■ Aim of the task: Locate the string "this" throughout the material and copy every line in which it occurs.

[Record extracts — start]

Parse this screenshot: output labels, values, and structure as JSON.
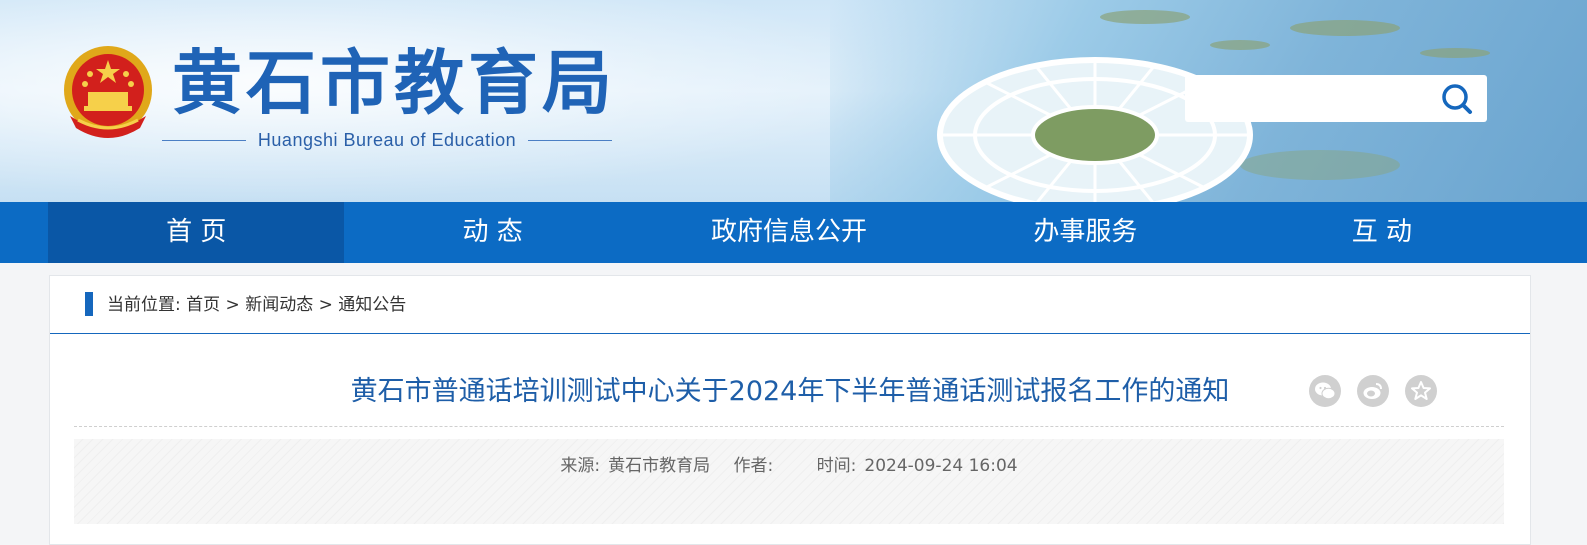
{
  "header": {
    "title_cn": "黄石市教育局",
    "title_en": "Huangshi Bureau of Education",
    "emblem_icon": "national-emblem-icon",
    "search": {
      "value": "",
      "placeholder": "",
      "icon": "search-icon"
    }
  },
  "nav": {
    "items": [
      {
        "label": "首 页",
        "active": true
      },
      {
        "label": "动 态",
        "active": false
      },
      {
        "label": "政府信息公开",
        "active": false
      },
      {
        "label": "办事服务",
        "active": false
      },
      {
        "label": "互 动",
        "active": false
      }
    ]
  },
  "breadcrumb": {
    "prefix": "当前位置:",
    "items": [
      "首页",
      "新闻动态",
      "通知公告"
    ],
    "separator": ">"
  },
  "article": {
    "title": "黄石市普通话培训测试中心关于2024年下半年普通话测试报名工作的通知",
    "source_label": "来源:",
    "source_value": "黄石市教育局",
    "author_label": "作者:",
    "author_value": "",
    "time_label": "时间:",
    "time_value": "2024-09-24 16:04"
  },
  "share": [
    "wechat-icon",
    "weibo-icon",
    "favorite-icon"
  ],
  "colors": {
    "brand_blue": "#0c6bc4",
    "nav_active": "#0a57a6",
    "title_blue": "#1e5ea8"
  }
}
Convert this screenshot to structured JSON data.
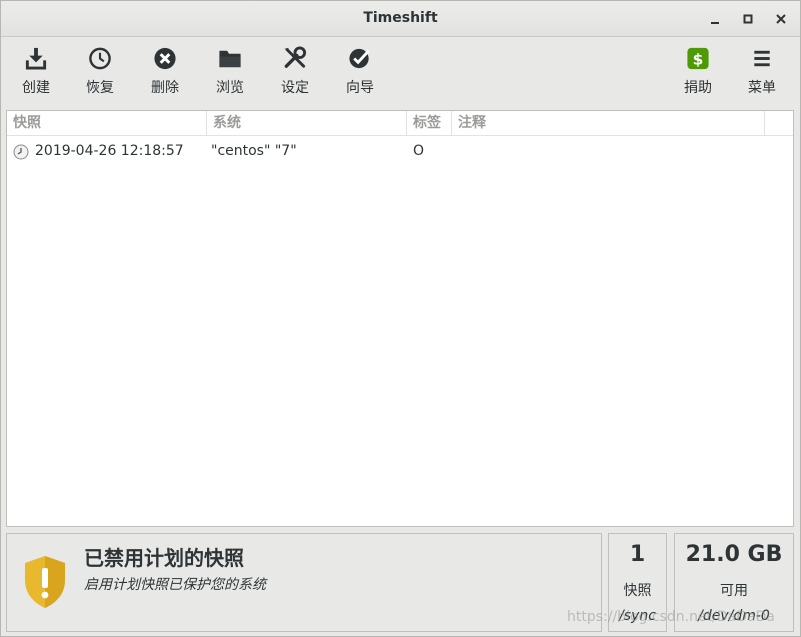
{
  "window": {
    "title": "Timeshift"
  },
  "toolbar": {
    "create": "创建",
    "restore": "恢复",
    "delete": "删除",
    "browse": "浏览",
    "settings": "设定",
    "wizard": "向导",
    "donate": "捐助",
    "menu": "菜单",
    "donate_icon_color": "#4e9a06"
  },
  "table": {
    "columns": [
      "快照",
      "系统",
      "标签",
      "注释"
    ],
    "rows": [
      {
        "snapshot": "2019-04-26 12:18:57",
        "system": "\"centos\" \"7\"",
        "tags": "O",
        "comment": ""
      }
    ]
  },
  "status": {
    "title": "已禁用计划的快照",
    "subtitle": "启用计划快照已保护您的系统",
    "shield_color": "#e8b82e"
  },
  "stats": {
    "snapshots_count": "1",
    "snapshots_label": "快照",
    "snapshots_path": "/sync",
    "free_value": "21.0 GB",
    "free_label": "可用",
    "free_device": "/dev/dm-0"
  },
  "watermark": "https://blog.csdn.net/DaDaDa"
}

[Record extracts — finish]

■ Response box:
Parse this screenshot: output labels, values, and structure as JSON.
Convert this screenshot to structured JSON data.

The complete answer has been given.